There is no way to "fix" it, it's a fundamental limitation of how rendering with a pathtracer works. You get this with any pathtracing renderer.
The only way to "fix" it is to render more samples, render samples faster (get a better computer, get more computers) or to switch to GPU rendering (assuming you have a worthy GPU.)
There are a lot of techniques you can apply to reduce the noise. You can enable multiple importance sampling for lights, you can use light portals, you can clamp values. You can also re-render a certain region of the image that is too noisy for your tastes (shift-B I think?)
Another technique I use is to render at 4x or 8x the desired resolution, then load the image up in an image editor, run a high-quality denoise filter, then downscale 4x to the desired resolution using a high-quality scaling filter.
Combining these techniques tends to get you clean results with render times < 1 hour for practically any scene. OP obviously just rendered for five minutes or something.

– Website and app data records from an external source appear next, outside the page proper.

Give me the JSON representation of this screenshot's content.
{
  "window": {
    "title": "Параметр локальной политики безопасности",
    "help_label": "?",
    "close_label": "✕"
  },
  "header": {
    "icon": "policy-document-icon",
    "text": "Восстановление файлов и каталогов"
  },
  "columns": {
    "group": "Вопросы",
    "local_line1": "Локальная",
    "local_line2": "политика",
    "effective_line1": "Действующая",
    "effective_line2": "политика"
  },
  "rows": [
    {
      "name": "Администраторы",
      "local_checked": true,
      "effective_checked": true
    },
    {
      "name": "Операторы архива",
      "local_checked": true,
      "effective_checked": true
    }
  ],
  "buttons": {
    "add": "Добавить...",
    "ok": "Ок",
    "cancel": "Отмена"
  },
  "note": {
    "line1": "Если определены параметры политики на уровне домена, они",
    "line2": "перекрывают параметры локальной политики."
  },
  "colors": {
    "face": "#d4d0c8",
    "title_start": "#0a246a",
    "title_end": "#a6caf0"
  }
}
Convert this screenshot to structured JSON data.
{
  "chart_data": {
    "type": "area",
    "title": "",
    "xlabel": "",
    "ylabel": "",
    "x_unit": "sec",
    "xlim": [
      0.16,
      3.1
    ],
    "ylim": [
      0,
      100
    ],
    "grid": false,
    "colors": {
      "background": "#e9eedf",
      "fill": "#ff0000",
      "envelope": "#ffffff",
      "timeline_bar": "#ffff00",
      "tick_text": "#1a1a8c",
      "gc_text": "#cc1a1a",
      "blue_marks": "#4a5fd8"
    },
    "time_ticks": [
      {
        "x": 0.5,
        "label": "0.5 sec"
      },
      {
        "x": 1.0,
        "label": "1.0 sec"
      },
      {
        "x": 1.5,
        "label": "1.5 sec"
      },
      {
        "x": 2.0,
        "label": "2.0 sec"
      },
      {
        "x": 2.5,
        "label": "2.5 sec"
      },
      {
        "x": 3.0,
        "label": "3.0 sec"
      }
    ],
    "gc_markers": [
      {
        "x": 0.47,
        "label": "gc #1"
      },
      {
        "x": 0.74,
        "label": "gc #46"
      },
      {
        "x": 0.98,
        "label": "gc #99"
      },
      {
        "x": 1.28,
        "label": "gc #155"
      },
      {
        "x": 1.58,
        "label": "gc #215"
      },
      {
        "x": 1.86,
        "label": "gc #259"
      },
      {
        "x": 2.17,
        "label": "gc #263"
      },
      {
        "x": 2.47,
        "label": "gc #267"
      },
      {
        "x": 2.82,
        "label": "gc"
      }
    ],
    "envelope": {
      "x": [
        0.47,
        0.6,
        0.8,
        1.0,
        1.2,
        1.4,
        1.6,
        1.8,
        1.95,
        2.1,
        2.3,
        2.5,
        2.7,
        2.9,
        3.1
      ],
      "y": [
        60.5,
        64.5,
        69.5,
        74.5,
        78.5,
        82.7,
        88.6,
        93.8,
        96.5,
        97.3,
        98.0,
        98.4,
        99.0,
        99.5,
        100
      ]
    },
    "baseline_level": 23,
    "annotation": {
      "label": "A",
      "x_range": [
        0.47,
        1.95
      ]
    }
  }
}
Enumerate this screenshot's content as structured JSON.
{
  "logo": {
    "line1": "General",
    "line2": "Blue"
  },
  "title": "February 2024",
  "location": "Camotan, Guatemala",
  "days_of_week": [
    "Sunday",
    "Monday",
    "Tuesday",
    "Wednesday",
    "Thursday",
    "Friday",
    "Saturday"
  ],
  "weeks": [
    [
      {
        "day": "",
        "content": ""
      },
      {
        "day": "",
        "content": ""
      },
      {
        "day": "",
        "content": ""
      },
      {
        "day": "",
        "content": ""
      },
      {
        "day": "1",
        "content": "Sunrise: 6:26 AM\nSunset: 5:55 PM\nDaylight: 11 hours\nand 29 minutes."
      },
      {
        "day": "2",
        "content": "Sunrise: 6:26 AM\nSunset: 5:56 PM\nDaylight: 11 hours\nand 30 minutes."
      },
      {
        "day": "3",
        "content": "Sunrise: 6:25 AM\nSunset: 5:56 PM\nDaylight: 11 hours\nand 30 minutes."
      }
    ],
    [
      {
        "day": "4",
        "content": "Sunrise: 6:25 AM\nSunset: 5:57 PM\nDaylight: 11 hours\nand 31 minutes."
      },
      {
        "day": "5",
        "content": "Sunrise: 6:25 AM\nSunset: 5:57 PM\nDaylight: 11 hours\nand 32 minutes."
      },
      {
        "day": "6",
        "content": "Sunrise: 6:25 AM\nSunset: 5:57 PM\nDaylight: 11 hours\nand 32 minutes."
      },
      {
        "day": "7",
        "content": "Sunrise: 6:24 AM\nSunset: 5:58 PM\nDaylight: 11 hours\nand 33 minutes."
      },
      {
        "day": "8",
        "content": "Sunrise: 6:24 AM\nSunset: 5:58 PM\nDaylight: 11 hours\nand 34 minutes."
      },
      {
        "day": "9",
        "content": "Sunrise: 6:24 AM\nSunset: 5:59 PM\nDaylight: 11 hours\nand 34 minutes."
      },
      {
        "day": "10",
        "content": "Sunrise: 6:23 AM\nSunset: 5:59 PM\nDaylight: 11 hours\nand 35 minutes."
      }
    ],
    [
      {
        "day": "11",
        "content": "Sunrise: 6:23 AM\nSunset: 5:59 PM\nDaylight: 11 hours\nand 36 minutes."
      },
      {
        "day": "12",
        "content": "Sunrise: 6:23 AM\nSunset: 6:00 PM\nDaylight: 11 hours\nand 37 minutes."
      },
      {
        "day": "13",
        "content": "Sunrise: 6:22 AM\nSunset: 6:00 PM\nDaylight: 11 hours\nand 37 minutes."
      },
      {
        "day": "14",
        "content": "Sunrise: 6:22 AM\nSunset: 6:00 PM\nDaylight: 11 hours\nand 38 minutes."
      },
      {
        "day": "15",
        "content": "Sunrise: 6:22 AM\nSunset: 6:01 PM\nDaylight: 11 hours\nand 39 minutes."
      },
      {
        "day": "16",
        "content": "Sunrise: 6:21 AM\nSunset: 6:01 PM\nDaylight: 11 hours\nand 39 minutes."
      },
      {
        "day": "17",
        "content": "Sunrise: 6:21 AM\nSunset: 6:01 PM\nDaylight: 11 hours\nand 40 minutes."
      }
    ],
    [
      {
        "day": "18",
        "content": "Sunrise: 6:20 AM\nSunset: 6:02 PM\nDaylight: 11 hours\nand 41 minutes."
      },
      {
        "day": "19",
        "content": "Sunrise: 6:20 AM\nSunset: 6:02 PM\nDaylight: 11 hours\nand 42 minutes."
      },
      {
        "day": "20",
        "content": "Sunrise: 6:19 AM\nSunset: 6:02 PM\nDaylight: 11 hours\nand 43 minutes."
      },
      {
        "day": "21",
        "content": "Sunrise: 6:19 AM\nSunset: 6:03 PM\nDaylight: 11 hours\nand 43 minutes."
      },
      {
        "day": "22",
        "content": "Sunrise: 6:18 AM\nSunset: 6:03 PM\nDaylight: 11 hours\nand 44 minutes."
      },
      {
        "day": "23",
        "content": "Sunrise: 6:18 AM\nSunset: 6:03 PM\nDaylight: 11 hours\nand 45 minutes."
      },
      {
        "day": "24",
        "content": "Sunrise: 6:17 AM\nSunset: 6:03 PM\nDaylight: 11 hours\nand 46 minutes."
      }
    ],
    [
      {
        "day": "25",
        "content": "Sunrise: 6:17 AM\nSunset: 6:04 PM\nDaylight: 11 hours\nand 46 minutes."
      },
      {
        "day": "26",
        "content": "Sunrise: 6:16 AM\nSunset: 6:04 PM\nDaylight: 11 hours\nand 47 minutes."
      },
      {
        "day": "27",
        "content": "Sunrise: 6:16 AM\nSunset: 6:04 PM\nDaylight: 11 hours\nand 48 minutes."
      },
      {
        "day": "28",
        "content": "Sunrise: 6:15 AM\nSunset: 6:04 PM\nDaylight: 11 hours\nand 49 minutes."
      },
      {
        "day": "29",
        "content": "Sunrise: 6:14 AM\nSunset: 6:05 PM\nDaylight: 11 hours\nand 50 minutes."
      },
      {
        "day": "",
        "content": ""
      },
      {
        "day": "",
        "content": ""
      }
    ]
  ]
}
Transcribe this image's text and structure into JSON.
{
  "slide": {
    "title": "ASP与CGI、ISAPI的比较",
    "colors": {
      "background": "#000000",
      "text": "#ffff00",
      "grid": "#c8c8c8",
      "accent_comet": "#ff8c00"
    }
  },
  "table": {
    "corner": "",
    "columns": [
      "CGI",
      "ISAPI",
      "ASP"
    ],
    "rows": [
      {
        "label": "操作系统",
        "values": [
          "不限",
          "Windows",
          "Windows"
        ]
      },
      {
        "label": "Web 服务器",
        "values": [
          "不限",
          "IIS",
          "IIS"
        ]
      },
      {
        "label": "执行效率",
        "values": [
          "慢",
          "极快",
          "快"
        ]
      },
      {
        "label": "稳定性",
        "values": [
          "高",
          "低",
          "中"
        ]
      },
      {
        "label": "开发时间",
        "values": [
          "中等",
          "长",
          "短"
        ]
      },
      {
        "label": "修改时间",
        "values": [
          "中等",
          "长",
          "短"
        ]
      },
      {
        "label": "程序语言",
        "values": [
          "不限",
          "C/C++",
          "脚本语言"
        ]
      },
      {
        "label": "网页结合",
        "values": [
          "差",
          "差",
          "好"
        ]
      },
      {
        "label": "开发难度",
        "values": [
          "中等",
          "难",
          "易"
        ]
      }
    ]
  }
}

You can also get rid of the noise by switching to a non-pathtracing renderer entirely. If you enjoy shitty 90s CG, that is.